◆ **What is needed**
Your answer must be the line containing "Decode this image" and each following line to the end of the listing below, copied exactly, with pictures removed and nothing added.

*** Opening of Data for this task ***

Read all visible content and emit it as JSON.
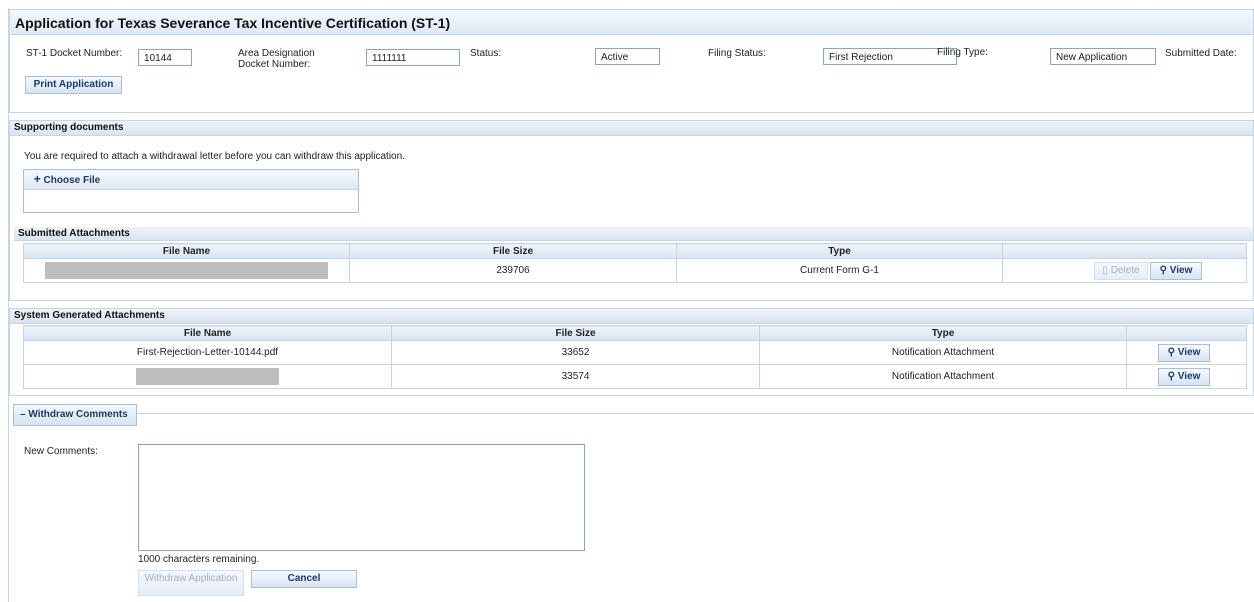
{
  "page_title": "Application for Texas Severance Tax Incentive Certification (ST-1)",
  "header": {
    "docket_label": "ST-1 Docket Number:",
    "docket_value": "10144",
    "area_label": "Area Designation Docket Number:",
    "area_value": "1111111",
    "status_label": "Status:",
    "status_value": "Active",
    "filing_status_label": "Filing Status:",
    "filing_status_value": "First Rejection",
    "filing_type_label": "Filing Type:",
    "filing_type_value": "New Application",
    "submitted_label": "Submitted Date:",
    "print_button": "Print Application"
  },
  "supporting": {
    "title": "Supporting documents",
    "notice": "You are required to attach a withdrawal letter before you can withdraw this application.",
    "choose_file": "Choose File"
  },
  "submitted_attachments": {
    "title": "Submitted Attachments",
    "columns": [
      "File Name",
      "File Size",
      "Type",
      ""
    ],
    "rows": [
      {
        "file_name": "",
        "size": "239706",
        "type": "Current Form G-1",
        "delete": "Delete",
        "view": "View"
      }
    ]
  },
  "system_attachments": {
    "title": "System Generated Attachments",
    "columns": [
      "File Name",
      "File Size",
      "Type",
      ""
    ],
    "rows": [
      {
        "file_name": "First-Rejection-Letter-10144.pdf",
        "size": "33652",
        "type": "Notification Attachment",
        "view": "View"
      },
      {
        "file_name": "",
        "size": "33574",
        "type": "Notification Attachment",
        "view": "View"
      }
    ]
  },
  "withdraw": {
    "legend": "Withdraw Comments",
    "comments_label": "New Comments:",
    "comments_value": "",
    "chars_remaining": "1000 characters remaining.",
    "withdraw_button": "Withdraw Application",
    "cancel_button": "Cancel"
  },
  "icons": {
    "plus": "plus-icon",
    "minus": "minus-icon",
    "view": "magnifier-icon",
    "delete": "trash-icon"
  }
}
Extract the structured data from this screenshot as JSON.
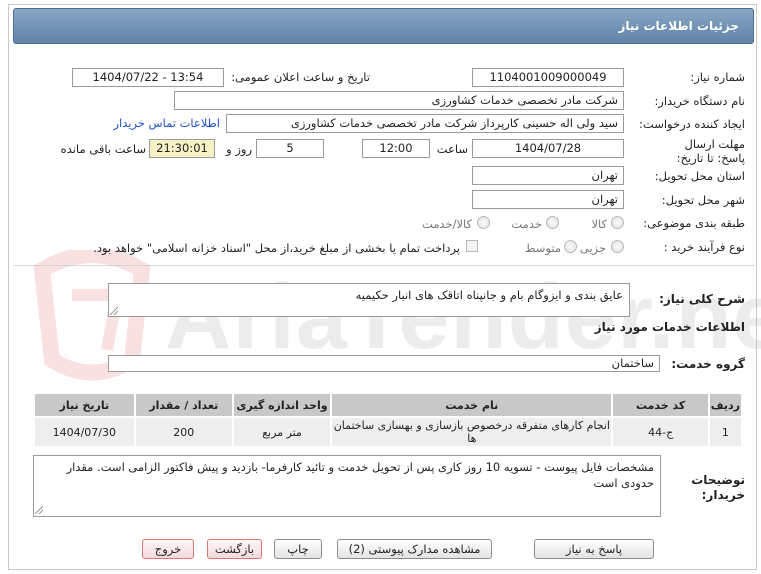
{
  "header": {
    "title": "جزئیات اطلاعات نیاز"
  },
  "fields": {
    "need_number_label": "شماره نیاز:",
    "need_number": "1104001009000049",
    "announce_label": "تاریخ و ساعت اعلان عمومی:",
    "announce_value": "1404/07/22 - 13:54",
    "buyer_org_label": "نام دستگاه خریدار:",
    "buyer_org": "شرکت مادر تخصصی خدمات کشاورزی",
    "requester_label": "ایجاد کننده درخواست:",
    "requester": "سید ولی اله  حسینی  کارپرداز شرکت مادر تخصصی خدمات کشاورزی",
    "buyer_contact_link": "اطلاعات تماس خریدار",
    "deadline_label": "مهلت ارسال پاسخ: تا تاریخ:",
    "deadline_date": "1404/07/28",
    "time_label": "ساعت",
    "deadline_time": "12:00",
    "days_value": "5",
    "days_label": "روز و",
    "remaining_time": "21:30:01",
    "remaining_label": "ساعت باقی مانده",
    "province_label": "استان محل تحویل:",
    "province": "تهران",
    "city_label": "شهر محل تحویل:",
    "city": "تهران",
    "category_label": "طبقه بندی موضوعی:",
    "category_options": [
      "کالا",
      "خدمت",
      "کالا/خدمت"
    ],
    "process_label": "نوع فرآیند خرید :",
    "process_options": [
      "جزیی",
      "متوسط"
    ],
    "payment_note": "پرداخت تمام یا بخشی از مبلغ خرید،از محل \"اسناد خزانه اسلامی\" خواهد بود."
  },
  "summary": {
    "label": "شرح کلی نیاز:",
    "text": "عایق بندی و ایزوگام بام و جانپناه اتاقک های انبار حکیمیه"
  },
  "services_title": "اطلاعات خدمات مورد نیاز",
  "service_group": {
    "label": "گروه خدمت:",
    "value": "ساختمان"
  },
  "table": {
    "headers": [
      "ردیف",
      "کد خدمت",
      "نام خدمت",
      "واحد اندازه گیری",
      "تعداد / مقدار",
      "تاریخ نیاز"
    ],
    "rows": [
      {
        "index": "1",
        "code": "ج-44",
        "name": "انجام کارهای متفرقه درخصوص بازسازی و بهسازی ساختمان ها",
        "unit": "متر مربع",
        "qty": "200",
        "date": "1404/07/30"
      }
    ]
  },
  "buyer_notes": {
    "label": "توضیحات خریدار:",
    "text": "مشخصات فایل پیوست - تسویه 10 روز کاری پس از تحویل خدمت و تائید کارفرما- بازدید و پیش فاکتور الزامی است. مقدار حدودی است"
  },
  "buttons": {
    "reply": "پاسخ به نیاز",
    "view_docs": "مشاهده مدارک پیوستی (2)",
    "print": "چاپ",
    "back": "بازگشت",
    "exit": "خروج"
  },
  "colors": {
    "header": "#6b8cb0",
    "link": "#1d52c9",
    "remaining_bg": "#f6f2c6"
  }
}
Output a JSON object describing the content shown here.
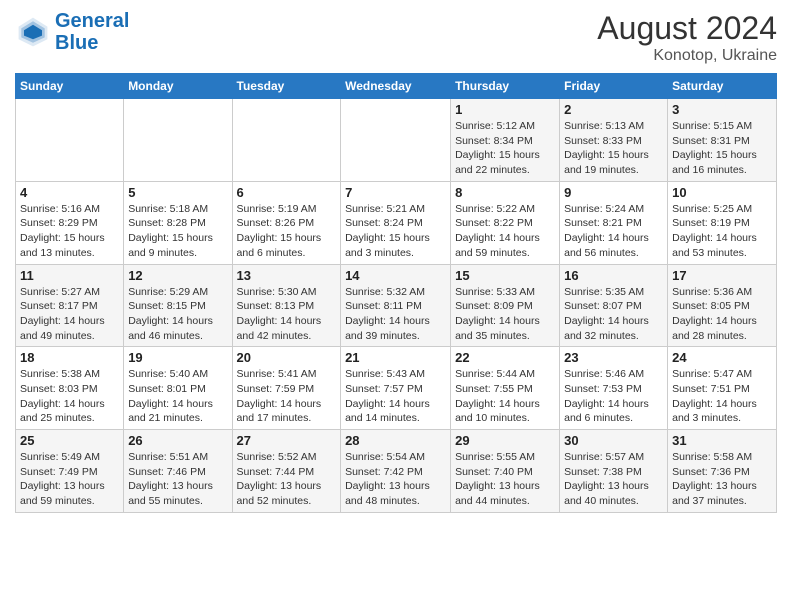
{
  "logo": {
    "text_general": "General",
    "text_blue": "Blue"
  },
  "title": "August 2024",
  "subtitle": "Konotop, Ukraine",
  "days_of_week": [
    "Sunday",
    "Monday",
    "Tuesday",
    "Wednesday",
    "Thursday",
    "Friday",
    "Saturday"
  ],
  "weeks": [
    [
      {
        "day": "",
        "info": ""
      },
      {
        "day": "",
        "info": ""
      },
      {
        "day": "",
        "info": ""
      },
      {
        "day": "",
        "info": ""
      },
      {
        "day": "1",
        "info": "Sunrise: 5:12 AM\nSunset: 8:34 PM\nDaylight: 15 hours and 22 minutes."
      },
      {
        "day": "2",
        "info": "Sunrise: 5:13 AM\nSunset: 8:33 PM\nDaylight: 15 hours and 19 minutes."
      },
      {
        "day": "3",
        "info": "Sunrise: 5:15 AM\nSunset: 8:31 PM\nDaylight: 15 hours and 16 minutes."
      }
    ],
    [
      {
        "day": "4",
        "info": "Sunrise: 5:16 AM\nSunset: 8:29 PM\nDaylight: 15 hours and 13 minutes."
      },
      {
        "day": "5",
        "info": "Sunrise: 5:18 AM\nSunset: 8:28 PM\nDaylight: 15 hours and 9 minutes."
      },
      {
        "day": "6",
        "info": "Sunrise: 5:19 AM\nSunset: 8:26 PM\nDaylight: 15 hours and 6 minutes."
      },
      {
        "day": "7",
        "info": "Sunrise: 5:21 AM\nSunset: 8:24 PM\nDaylight: 15 hours and 3 minutes."
      },
      {
        "day": "8",
        "info": "Sunrise: 5:22 AM\nSunset: 8:22 PM\nDaylight: 14 hours and 59 minutes."
      },
      {
        "day": "9",
        "info": "Sunrise: 5:24 AM\nSunset: 8:21 PM\nDaylight: 14 hours and 56 minutes."
      },
      {
        "day": "10",
        "info": "Sunrise: 5:25 AM\nSunset: 8:19 PM\nDaylight: 14 hours and 53 minutes."
      }
    ],
    [
      {
        "day": "11",
        "info": "Sunrise: 5:27 AM\nSunset: 8:17 PM\nDaylight: 14 hours and 49 minutes."
      },
      {
        "day": "12",
        "info": "Sunrise: 5:29 AM\nSunset: 8:15 PM\nDaylight: 14 hours and 46 minutes."
      },
      {
        "day": "13",
        "info": "Sunrise: 5:30 AM\nSunset: 8:13 PM\nDaylight: 14 hours and 42 minutes."
      },
      {
        "day": "14",
        "info": "Sunrise: 5:32 AM\nSunset: 8:11 PM\nDaylight: 14 hours and 39 minutes."
      },
      {
        "day": "15",
        "info": "Sunrise: 5:33 AM\nSunset: 8:09 PM\nDaylight: 14 hours and 35 minutes."
      },
      {
        "day": "16",
        "info": "Sunrise: 5:35 AM\nSunset: 8:07 PM\nDaylight: 14 hours and 32 minutes."
      },
      {
        "day": "17",
        "info": "Sunrise: 5:36 AM\nSunset: 8:05 PM\nDaylight: 14 hours and 28 minutes."
      }
    ],
    [
      {
        "day": "18",
        "info": "Sunrise: 5:38 AM\nSunset: 8:03 PM\nDaylight: 14 hours and 25 minutes."
      },
      {
        "day": "19",
        "info": "Sunrise: 5:40 AM\nSunset: 8:01 PM\nDaylight: 14 hours and 21 minutes."
      },
      {
        "day": "20",
        "info": "Sunrise: 5:41 AM\nSunset: 7:59 PM\nDaylight: 14 hours and 17 minutes."
      },
      {
        "day": "21",
        "info": "Sunrise: 5:43 AM\nSunset: 7:57 PM\nDaylight: 14 hours and 14 minutes."
      },
      {
        "day": "22",
        "info": "Sunrise: 5:44 AM\nSunset: 7:55 PM\nDaylight: 14 hours and 10 minutes."
      },
      {
        "day": "23",
        "info": "Sunrise: 5:46 AM\nSunset: 7:53 PM\nDaylight: 14 hours and 6 minutes."
      },
      {
        "day": "24",
        "info": "Sunrise: 5:47 AM\nSunset: 7:51 PM\nDaylight: 14 hours and 3 minutes."
      }
    ],
    [
      {
        "day": "25",
        "info": "Sunrise: 5:49 AM\nSunset: 7:49 PM\nDaylight: 13 hours and 59 minutes."
      },
      {
        "day": "26",
        "info": "Sunrise: 5:51 AM\nSunset: 7:46 PM\nDaylight: 13 hours and 55 minutes."
      },
      {
        "day": "27",
        "info": "Sunrise: 5:52 AM\nSunset: 7:44 PM\nDaylight: 13 hours and 52 minutes."
      },
      {
        "day": "28",
        "info": "Sunrise: 5:54 AM\nSunset: 7:42 PM\nDaylight: 13 hours and 48 minutes."
      },
      {
        "day": "29",
        "info": "Sunrise: 5:55 AM\nSunset: 7:40 PM\nDaylight: 13 hours and 44 minutes."
      },
      {
        "day": "30",
        "info": "Sunrise: 5:57 AM\nSunset: 7:38 PM\nDaylight: 13 hours and 40 minutes."
      },
      {
        "day": "31",
        "info": "Sunrise: 5:58 AM\nSunset: 7:36 PM\nDaylight: 13 hours and 37 minutes."
      }
    ]
  ]
}
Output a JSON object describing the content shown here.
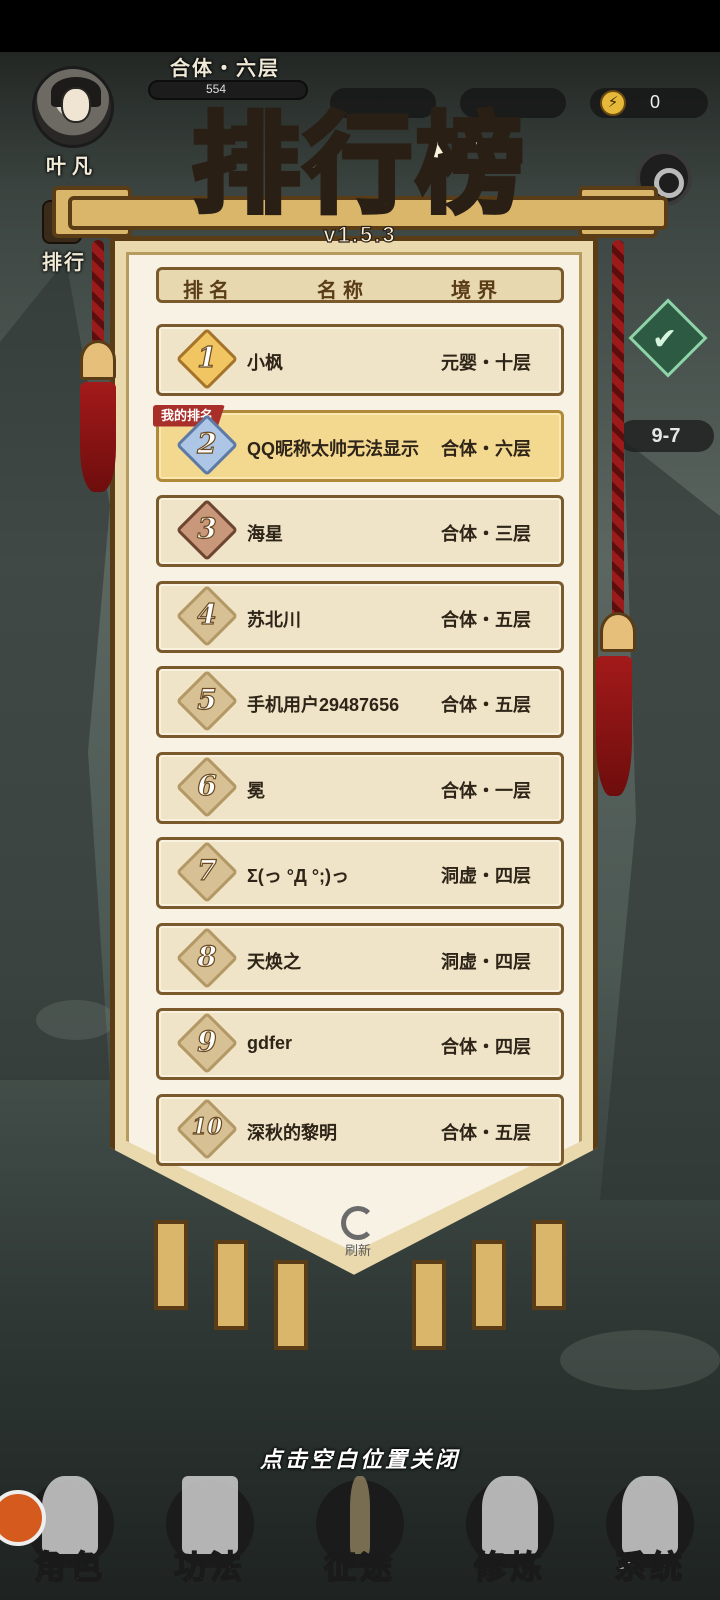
{
  "hud": {
    "player_name": "叶凡",
    "realm": "合体・六层",
    "xp_value": "554",
    "energy_value": "0",
    "energy_icon": "lightning-icon",
    "side_label": "排行",
    "stage": "9-7"
  },
  "leaderboard": {
    "title": "排行榜",
    "version": "v1.5.3",
    "headers": {
      "rank": "排名",
      "name": "名称",
      "realm": "境界"
    },
    "my_rank_tag": "我的排名",
    "rows": [
      {
        "rank": "1",
        "name": "小枫",
        "realm": "元婴・十层"
      },
      {
        "rank": "2",
        "name": "QQ昵称太帅无法显示",
        "realm": "合体・六层"
      },
      {
        "rank": "3",
        "name": "海星",
        "realm": "合体・三层"
      },
      {
        "rank": "4",
        "name": "苏北川",
        "realm": "合体・五层"
      },
      {
        "rank": "5",
        "name": "手机用户29487656",
        "realm": "合体・五层"
      },
      {
        "rank": "6",
        "name": "冕",
        "realm": "合体・一层"
      },
      {
        "rank": "7",
        "name": "Σ(っ °Д °;)っ",
        "realm": "洞虚・四层"
      },
      {
        "rank": "8",
        "name": "天焕之",
        "realm": "洞虚・四层"
      },
      {
        "rank": "9",
        "name": "gdfer",
        "realm": "合体・四层"
      },
      {
        "rank": "10",
        "name": "深秋的黎明",
        "realm": "合体・五层"
      }
    ],
    "refresh_label": "刷新"
  },
  "close_hint": "点击空白位置关闭",
  "nav": {
    "items": [
      {
        "label": "角色"
      },
      {
        "label": "功法"
      },
      {
        "label": "征途"
      },
      {
        "label": "修炼"
      },
      {
        "label": "系统"
      }
    ]
  },
  "colors": {
    "gold": "#f1c662",
    "silver": "#aec6e6",
    "bronze": "#c9977a",
    "my_row": "#f3d890",
    "tag_red": "#a9302a"
  }
}
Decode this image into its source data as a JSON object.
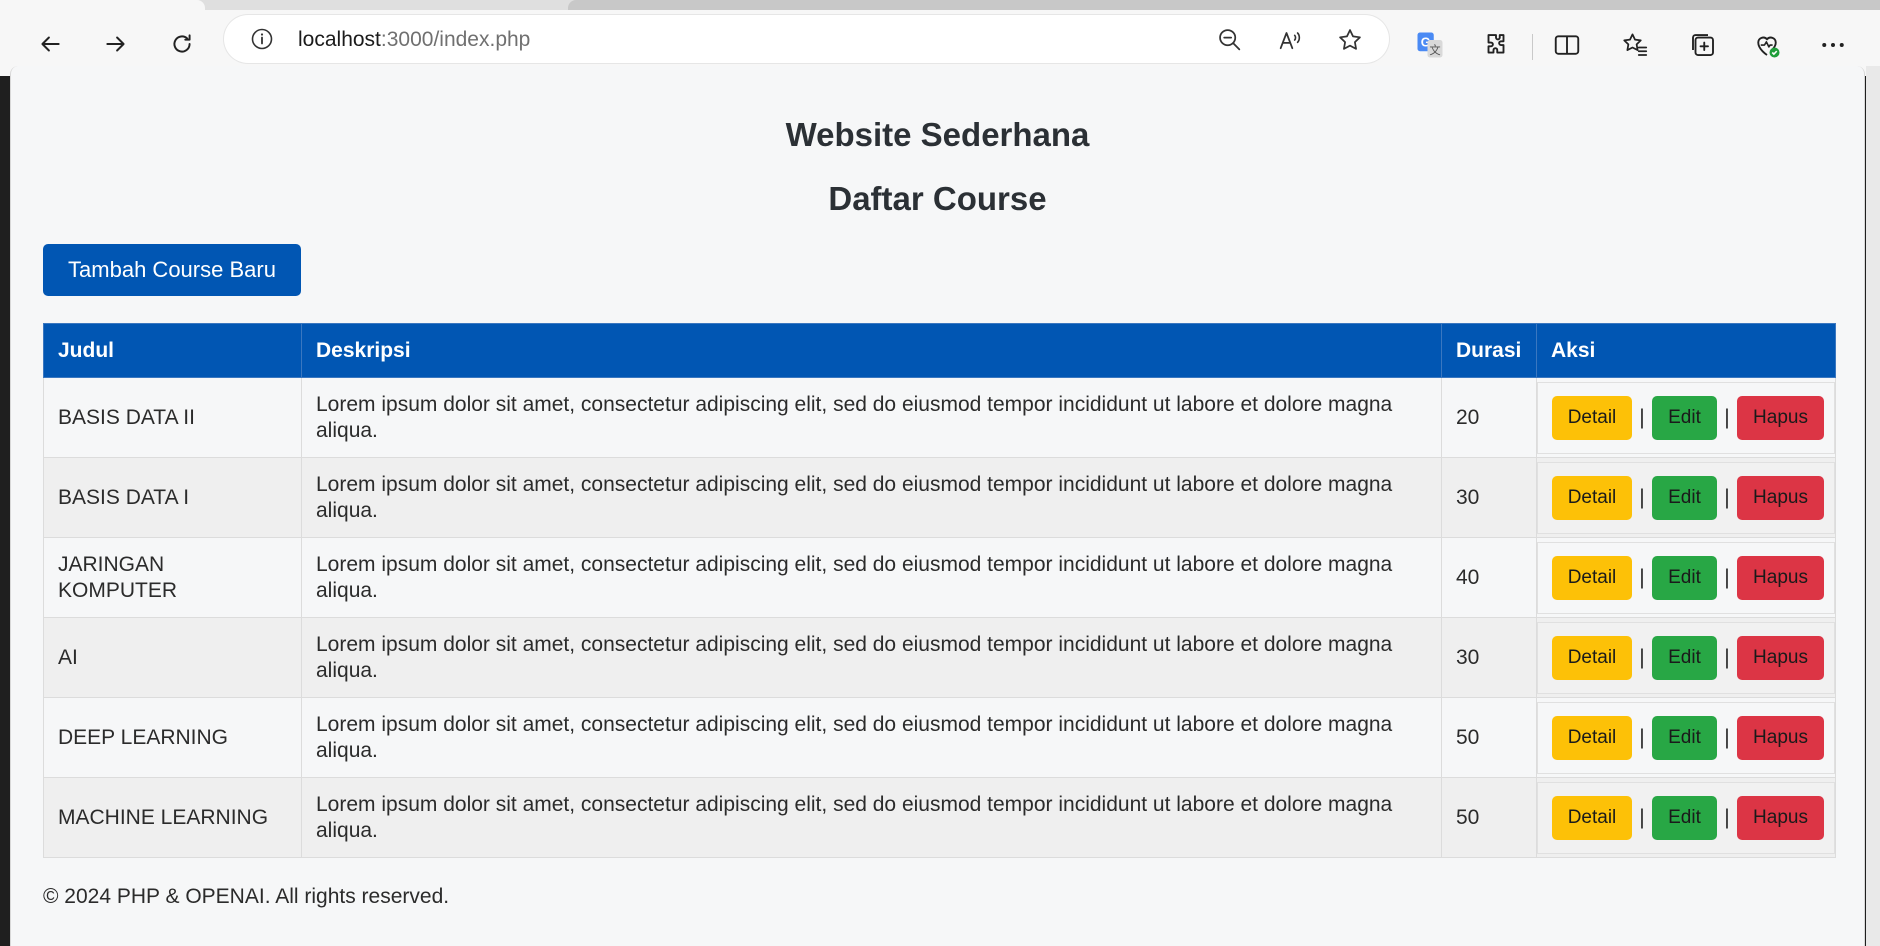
{
  "browser": {
    "url_host": "localhost",
    "url_path": ":3000/index.php"
  },
  "page": {
    "title": "Website Sederhana",
    "subtitle": "Daftar Course",
    "add_button": "Tambah Course Baru",
    "footer": "© 2024 PHP & OPENAI. All rights reserved."
  },
  "table": {
    "headers": {
      "judul": "Judul",
      "deskripsi": "Deskripsi",
      "durasi": "Durasi",
      "aksi": "Aksi"
    },
    "action_labels": {
      "detail": "Detail",
      "edit": "Edit",
      "hapus": "Hapus",
      "separator": "|"
    },
    "rows": [
      {
        "judul": "BASIS DATA II",
        "deskripsi": "Lorem ipsum dolor sit amet, consectetur adipiscing elit, sed do eiusmod tempor incididunt ut labore et dolore magna aliqua.",
        "durasi": "20"
      },
      {
        "judul": "BASIS DATA I",
        "deskripsi": "Lorem ipsum dolor sit amet, consectetur adipiscing elit, sed do eiusmod tempor incididunt ut labore et dolore magna aliqua.",
        "durasi": "30"
      },
      {
        "judul": "JARINGAN KOMPUTER",
        "deskripsi": "Lorem ipsum dolor sit amet, consectetur adipiscing elit, sed do eiusmod tempor incididunt ut labore et dolore magna aliqua.",
        "durasi": "40"
      },
      {
        "judul": "AI",
        "deskripsi": "Lorem ipsum dolor sit amet, consectetur adipiscing elit, sed do eiusmod tempor incididunt ut labore et dolore magna aliqua.",
        "durasi": "30"
      },
      {
        "judul": "DEEP LEARNING",
        "deskripsi": "Lorem ipsum dolor sit amet, consectetur adipiscing elit, sed do eiusmod tempor incididunt ut labore et dolore magna aliqua.",
        "durasi": "50"
      },
      {
        "judul": "MACHINE LEARNING",
        "deskripsi": "Lorem ipsum dolor sit amet, consectetur adipiscing elit, sed do eiusmod tempor incididunt ut labore et dolore magna aliqua.",
        "durasi": "50"
      }
    ]
  },
  "colors": {
    "primary": "#0156b3",
    "detail": "#fdc107",
    "edit": "#28a745",
    "hapus": "#dc3545"
  }
}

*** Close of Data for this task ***

◆ **Written answer**
Decode this image into its source data as a JSON object.
{
  "browser": {
    "url_host": "localhost",
    "url_path": ":3000/index.php"
  },
  "page": {
    "title": "Website Sederhana",
    "subtitle": "Daftar Course",
    "add_button": "Tambah Course Baru",
    "footer": "© 2024 PHP & OPENAI. All rights reserved."
  },
  "table": {
    "headers": {
      "judul": "Judul",
      "deskripsi": "Deskripsi",
      "durasi": "Durasi",
      "aksi": "Aksi"
    },
    "action_labels": {
      "detail": "Detail",
      "edit": "Edit",
      "hapus": "Hapus",
      "separator": "|"
    },
    "rows": [
      {
        "judul": "BASIS DATA II",
        "deskripsi": "Lorem ipsum dolor sit amet, consectetur adipiscing elit, sed do eiusmod tempor incididunt ut labore et dolore magna aliqua.",
        "durasi": "20"
      },
      {
        "judul": "BASIS DATA I",
        "deskripsi": "Lorem ipsum dolor sit amet, consectetur adipiscing elit, sed do eiusmod tempor incididunt ut labore et dolore magna aliqua.",
        "durasi": "30"
      },
      {
        "judul": "JARINGAN KOMPUTER",
        "deskripsi": "Lorem ipsum dolor sit amet, consectetur adipiscing elit, sed do eiusmod tempor incididunt ut labore et dolore magna aliqua.",
        "durasi": "40"
      },
      {
        "judul": "AI",
        "deskripsi": "Lorem ipsum dolor sit amet, consectetur adipiscing elit, sed do eiusmod tempor incididunt ut labore et dolore magna aliqua.",
        "durasi": "30"
      },
      {
        "judul": "DEEP LEARNING",
        "deskripsi": "Lorem ipsum dolor sit amet, consectetur adipiscing elit, sed do eiusmod tempor incididunt ut labore et dolore magna aliqua.",
        "durasi": "50"
      },
      {
        "judul": "MACHINE LEARNING",
        "deskripsi": "Lorem ipsum dolor sit amet, consectetur adipiscing elit, sed do eiusmod tempor incididunt ut labore et dolore magna aliqua.",
        "durasi": "50"
      }
    ]
  },
  "colors": {
    "primary": "#0156b3",
    "detail": "#fdc107",
    "edit": "#28a745",
    "hapus": "#dc3545"
  }
}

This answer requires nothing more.